Why Does America Hate Us? Palestinian Reflections on American Political Ideology Part 2
'Persuasion', from a pragmatic point of view, then, plays a fundamental role in the creation of the liberal society. Technically, persuasion is the means through which one gets to 'pluralism' in which there is no exclusion of ideas whatsoever. However, from this perspective, any opposing or radical points of view should work from within the bourgeois liberal system as the only existing ‘legitimate’ one.
Rejecting the system and its ideological basis by revealing and opposing its exploitative features leads to ‘illegitimacy’ and exclusion. If one, in other words, is not ‘persuaded’ by the logic of the American intervention in the Arab World and Afghanistan, one still has to accept it; otherwise, one is considered ‘undemocratic’ even if hundreds of thousands of civilians are being killed by such intervention.
Liberal 'persuasion', then, is nothing but a 'distorted communication'—as Jurgen Habermas would call it--- and implies the acceptance of the views of those who have the power to hegemonize and 'persuade' in the realm of knowledge/power. This argument is not a rejection of democracy as such, but rather a rejection of the exploitative basis of liberalism and pragmatism which insist on reducing any other radical opinion to ‘one of us’ within the realm of 'pluralism.'
What is always pushed to the back of any serious argument with mainstream American ideologues is that the foundation of contemporary liberal capitalist societies has literally been achieved through the exploitation of millions of workers, the deaths of millions of indigenous peoples, and the brutal murder of some other millions in two world wars. So why insist on the right of return of 6 million Palestinian refugees? Why lament the death of more than 1500 civilians, including 434 children, during the Gaza massacre? Obama never offered a single word of sympathy for those children.

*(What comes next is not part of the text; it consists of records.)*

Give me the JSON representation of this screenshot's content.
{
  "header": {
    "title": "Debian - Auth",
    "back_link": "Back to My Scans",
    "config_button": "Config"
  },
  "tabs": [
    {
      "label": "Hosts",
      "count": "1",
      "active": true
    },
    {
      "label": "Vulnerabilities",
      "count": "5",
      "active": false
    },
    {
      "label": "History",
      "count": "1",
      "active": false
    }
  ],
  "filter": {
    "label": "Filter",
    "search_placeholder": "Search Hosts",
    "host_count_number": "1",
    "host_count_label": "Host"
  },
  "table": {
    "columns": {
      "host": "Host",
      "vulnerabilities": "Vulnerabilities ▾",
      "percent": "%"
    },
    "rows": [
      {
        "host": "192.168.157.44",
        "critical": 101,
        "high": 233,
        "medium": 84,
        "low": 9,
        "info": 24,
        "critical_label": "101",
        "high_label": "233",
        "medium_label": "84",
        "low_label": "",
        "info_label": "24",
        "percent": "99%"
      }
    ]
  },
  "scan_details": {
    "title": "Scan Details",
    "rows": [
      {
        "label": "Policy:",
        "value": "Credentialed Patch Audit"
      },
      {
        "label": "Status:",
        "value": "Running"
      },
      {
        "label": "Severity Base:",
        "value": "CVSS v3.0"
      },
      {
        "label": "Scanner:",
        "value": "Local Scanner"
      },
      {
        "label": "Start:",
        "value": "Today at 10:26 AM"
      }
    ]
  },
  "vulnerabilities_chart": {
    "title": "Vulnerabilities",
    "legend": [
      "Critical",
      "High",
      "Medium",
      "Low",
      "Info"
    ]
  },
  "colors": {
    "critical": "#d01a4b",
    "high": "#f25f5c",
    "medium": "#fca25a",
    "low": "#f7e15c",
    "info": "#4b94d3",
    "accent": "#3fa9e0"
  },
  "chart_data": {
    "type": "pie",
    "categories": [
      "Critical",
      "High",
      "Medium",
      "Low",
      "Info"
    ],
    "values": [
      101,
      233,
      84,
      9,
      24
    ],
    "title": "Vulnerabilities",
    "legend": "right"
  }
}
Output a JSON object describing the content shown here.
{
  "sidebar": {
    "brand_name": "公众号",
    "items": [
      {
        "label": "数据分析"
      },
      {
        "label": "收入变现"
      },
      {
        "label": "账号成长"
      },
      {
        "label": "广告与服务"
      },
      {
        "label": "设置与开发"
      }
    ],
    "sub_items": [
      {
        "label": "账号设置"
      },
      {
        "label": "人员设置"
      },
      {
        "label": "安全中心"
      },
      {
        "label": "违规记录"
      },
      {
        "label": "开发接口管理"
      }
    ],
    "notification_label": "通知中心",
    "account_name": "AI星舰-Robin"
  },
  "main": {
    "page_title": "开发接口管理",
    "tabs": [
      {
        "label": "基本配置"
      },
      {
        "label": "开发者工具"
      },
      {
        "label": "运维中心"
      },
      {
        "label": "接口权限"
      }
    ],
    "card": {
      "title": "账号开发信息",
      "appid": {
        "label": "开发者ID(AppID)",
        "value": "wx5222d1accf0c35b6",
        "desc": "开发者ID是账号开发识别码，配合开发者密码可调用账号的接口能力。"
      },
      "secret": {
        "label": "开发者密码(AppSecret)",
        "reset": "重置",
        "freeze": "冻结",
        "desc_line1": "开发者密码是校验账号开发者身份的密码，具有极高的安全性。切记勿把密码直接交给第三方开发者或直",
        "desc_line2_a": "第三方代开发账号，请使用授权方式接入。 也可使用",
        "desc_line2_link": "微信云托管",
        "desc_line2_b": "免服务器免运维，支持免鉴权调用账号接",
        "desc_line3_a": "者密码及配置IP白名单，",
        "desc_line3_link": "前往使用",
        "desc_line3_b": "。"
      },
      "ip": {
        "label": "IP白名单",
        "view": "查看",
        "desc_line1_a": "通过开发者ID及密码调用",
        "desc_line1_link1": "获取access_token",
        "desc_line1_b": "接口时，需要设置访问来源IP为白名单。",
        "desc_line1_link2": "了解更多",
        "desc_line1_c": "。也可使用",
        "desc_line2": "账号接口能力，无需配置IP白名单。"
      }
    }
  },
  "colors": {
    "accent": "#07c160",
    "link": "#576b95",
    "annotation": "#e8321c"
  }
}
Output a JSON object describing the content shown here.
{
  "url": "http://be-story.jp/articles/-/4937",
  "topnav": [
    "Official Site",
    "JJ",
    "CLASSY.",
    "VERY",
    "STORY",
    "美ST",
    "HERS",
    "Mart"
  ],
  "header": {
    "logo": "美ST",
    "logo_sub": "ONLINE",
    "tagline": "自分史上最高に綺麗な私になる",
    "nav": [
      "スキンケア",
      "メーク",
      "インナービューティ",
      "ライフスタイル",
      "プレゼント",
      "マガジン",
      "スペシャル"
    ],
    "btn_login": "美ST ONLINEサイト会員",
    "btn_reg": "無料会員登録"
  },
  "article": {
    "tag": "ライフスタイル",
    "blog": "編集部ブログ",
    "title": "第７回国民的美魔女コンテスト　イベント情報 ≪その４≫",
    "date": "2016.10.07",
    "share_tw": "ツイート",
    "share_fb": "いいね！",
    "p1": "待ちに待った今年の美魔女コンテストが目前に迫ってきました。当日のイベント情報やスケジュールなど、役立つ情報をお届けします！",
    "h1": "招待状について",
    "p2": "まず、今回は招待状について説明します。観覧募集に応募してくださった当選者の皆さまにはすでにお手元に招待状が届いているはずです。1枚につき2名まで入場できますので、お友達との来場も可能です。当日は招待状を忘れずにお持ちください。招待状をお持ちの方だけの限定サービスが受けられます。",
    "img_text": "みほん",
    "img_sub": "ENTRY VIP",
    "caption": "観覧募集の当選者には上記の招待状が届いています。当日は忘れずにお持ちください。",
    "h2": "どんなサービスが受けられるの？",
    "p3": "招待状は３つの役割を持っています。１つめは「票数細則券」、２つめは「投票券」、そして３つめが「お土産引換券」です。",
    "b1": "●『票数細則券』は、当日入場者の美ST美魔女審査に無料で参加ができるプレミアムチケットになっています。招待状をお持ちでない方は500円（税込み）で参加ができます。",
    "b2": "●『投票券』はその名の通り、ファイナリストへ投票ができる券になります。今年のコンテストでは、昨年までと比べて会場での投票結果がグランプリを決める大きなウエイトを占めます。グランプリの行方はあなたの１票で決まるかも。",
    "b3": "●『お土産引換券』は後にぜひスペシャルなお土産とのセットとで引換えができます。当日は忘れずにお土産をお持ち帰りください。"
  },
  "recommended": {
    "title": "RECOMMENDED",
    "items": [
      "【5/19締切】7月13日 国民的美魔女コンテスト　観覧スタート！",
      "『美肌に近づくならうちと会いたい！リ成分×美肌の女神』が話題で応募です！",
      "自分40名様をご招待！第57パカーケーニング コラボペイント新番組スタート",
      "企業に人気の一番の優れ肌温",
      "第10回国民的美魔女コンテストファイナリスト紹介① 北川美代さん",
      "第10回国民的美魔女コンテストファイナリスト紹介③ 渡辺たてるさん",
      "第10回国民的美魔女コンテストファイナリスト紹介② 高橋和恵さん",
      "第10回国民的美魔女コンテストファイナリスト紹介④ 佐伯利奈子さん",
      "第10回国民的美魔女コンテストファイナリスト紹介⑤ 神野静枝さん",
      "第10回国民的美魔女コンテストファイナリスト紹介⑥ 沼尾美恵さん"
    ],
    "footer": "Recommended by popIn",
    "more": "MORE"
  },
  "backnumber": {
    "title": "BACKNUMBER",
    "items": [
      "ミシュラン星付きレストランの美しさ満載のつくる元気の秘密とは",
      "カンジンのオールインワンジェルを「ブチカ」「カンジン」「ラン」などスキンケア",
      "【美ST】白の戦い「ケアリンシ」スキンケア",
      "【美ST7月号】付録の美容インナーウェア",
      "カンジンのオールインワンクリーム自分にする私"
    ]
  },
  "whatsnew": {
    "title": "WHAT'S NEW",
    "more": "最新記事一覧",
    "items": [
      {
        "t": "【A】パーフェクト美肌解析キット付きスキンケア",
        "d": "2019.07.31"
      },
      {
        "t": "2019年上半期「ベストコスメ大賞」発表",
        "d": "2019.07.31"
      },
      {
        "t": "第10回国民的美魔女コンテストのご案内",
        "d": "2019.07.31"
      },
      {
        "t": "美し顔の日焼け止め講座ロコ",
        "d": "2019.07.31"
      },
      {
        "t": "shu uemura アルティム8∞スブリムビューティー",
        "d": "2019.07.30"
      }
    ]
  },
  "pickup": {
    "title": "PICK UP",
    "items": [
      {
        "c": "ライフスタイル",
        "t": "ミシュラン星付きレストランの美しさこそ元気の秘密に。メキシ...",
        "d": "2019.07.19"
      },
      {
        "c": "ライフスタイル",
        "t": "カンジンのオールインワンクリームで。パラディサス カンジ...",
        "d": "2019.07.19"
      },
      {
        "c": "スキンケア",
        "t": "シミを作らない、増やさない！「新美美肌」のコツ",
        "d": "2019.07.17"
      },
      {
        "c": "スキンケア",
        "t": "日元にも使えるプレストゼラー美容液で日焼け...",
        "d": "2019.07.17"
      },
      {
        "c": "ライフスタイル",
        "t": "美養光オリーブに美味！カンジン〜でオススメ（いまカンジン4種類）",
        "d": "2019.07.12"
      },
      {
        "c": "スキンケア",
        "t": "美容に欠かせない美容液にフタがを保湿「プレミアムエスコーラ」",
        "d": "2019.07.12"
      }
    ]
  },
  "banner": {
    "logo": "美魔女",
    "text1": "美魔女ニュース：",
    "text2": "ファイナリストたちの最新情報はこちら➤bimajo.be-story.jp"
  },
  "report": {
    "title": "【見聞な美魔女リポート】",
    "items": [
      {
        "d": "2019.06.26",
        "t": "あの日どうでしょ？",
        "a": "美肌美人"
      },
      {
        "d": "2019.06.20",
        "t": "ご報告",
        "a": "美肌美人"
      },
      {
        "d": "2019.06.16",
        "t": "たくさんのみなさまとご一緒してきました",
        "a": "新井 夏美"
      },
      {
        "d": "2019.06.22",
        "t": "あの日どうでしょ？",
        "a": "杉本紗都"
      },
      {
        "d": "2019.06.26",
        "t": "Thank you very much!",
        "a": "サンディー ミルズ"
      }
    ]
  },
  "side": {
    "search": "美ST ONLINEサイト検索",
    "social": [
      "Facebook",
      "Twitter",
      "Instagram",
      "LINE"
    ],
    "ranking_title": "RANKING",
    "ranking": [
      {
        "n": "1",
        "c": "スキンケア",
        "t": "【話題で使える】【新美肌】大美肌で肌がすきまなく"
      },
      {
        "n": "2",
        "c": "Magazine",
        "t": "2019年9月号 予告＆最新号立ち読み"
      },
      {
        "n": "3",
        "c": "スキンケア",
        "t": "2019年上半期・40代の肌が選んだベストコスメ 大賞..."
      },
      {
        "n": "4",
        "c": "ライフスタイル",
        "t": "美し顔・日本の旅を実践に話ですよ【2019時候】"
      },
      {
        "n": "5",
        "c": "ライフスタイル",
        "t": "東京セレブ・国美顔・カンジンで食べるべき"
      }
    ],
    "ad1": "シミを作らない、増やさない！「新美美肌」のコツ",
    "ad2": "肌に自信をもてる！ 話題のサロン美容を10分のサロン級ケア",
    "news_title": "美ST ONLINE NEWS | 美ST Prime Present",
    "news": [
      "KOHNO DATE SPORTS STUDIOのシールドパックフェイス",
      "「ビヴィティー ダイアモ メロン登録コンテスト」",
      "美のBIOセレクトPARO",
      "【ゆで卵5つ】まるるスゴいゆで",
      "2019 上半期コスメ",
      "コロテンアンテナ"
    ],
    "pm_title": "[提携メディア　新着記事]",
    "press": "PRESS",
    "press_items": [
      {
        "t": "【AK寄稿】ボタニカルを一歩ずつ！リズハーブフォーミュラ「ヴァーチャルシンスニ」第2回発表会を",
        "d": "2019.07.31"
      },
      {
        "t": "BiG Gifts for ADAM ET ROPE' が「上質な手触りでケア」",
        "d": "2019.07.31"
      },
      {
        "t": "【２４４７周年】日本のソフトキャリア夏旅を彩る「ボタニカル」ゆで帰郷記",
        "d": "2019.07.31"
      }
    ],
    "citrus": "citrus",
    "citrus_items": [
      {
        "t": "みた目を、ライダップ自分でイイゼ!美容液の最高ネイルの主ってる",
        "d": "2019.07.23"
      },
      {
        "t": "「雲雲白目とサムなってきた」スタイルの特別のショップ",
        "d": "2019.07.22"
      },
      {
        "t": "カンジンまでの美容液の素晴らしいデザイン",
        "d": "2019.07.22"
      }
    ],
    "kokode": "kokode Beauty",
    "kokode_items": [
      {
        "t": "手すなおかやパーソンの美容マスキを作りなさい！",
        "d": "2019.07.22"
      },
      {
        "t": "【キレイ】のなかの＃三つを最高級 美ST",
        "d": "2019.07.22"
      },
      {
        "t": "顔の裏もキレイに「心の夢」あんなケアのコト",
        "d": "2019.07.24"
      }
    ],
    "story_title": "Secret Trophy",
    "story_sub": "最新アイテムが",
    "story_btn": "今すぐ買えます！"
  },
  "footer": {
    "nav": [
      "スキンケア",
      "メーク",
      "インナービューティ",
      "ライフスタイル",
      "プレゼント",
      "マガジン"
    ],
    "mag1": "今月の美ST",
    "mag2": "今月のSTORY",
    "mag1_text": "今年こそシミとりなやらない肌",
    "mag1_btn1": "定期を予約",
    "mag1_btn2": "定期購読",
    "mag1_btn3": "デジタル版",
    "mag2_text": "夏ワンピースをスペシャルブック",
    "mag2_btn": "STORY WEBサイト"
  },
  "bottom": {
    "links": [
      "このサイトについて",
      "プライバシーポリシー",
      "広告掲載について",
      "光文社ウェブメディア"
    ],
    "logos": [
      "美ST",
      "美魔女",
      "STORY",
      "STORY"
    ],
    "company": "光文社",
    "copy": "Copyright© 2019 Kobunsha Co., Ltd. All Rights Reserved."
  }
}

By contrasting what he calls ‘situational consciousness’ of ‘First and Third Worlds’ in terms of Hegel’s master/slave dialectic, the American intellectual Fredric Jameson argues that "the slave knows what reality and the resistance of matter really are whereas [the] master is condemned to idealism." Drawing on this Hegelian analysis, Jameson concludes:
It strikes me that we Americans, we masters of the world, are in something of that very same position. The view from the top is epistemologically crippling, and reduces its subjects to the illusions of a host of fragmented subjectivities, to the poverty of the individual experience of isolated nomads ... This placeless individuality, this structural idealism which affords us the luxury of the Sartrean blink, offers a welcome escape from the 'nightmare of history,' but at the same time it condemns our culture to psychologism and the 'projections' of private subjectivity. All of this is denied to third world culture, which must be situational and materialist ....
This is exactly what American policy is all about – a policy of domination and interests. That is, it is a reflection of an ideology of a particular class with particular interests represented in specific perspectives, i.e. White, neo-liberal pragmatism.
American "strong political discourse," to use Bourdieu's words, coincides with neo-liberalism. Their strength is due to the fact that they have on their side all of the forces of a world of relations of power, a world that they contribute to making what it is. The Palestinians, like native Americans, are a "surplus population," like Black South Africans, "powerless and useless savages". Give them a Bantustan, surrounded by walls (The Wall), where "our allies (us)" do not have to see them; a Bantustan they will be allowed to call an independent, viable state. After all, which American citizen knows the difference between Palestine and Pakistan!
No need, then, to wonder why President Obama, and his Secretary of State, hate us. We are no match for the macho, powerful, White Ashkenazis.
During the 1967 war, Edward Said noted that Americans kept asking "how are we doing?" We, Arabs and Palestinians, are not part of that WE. We are the "THEM;" the “Other.” We occupy a part of what Fredric Jameson would call American "political unconscious." Our death is never counted; the death of half a million Iraqi children from sanctions, like the death of 220 Palestinian civilians, including 551, children during the Gaza 2014 massacre, is "collateral damage," whereas the 9/11 victims are individuals with families, names, and "powerful narratives."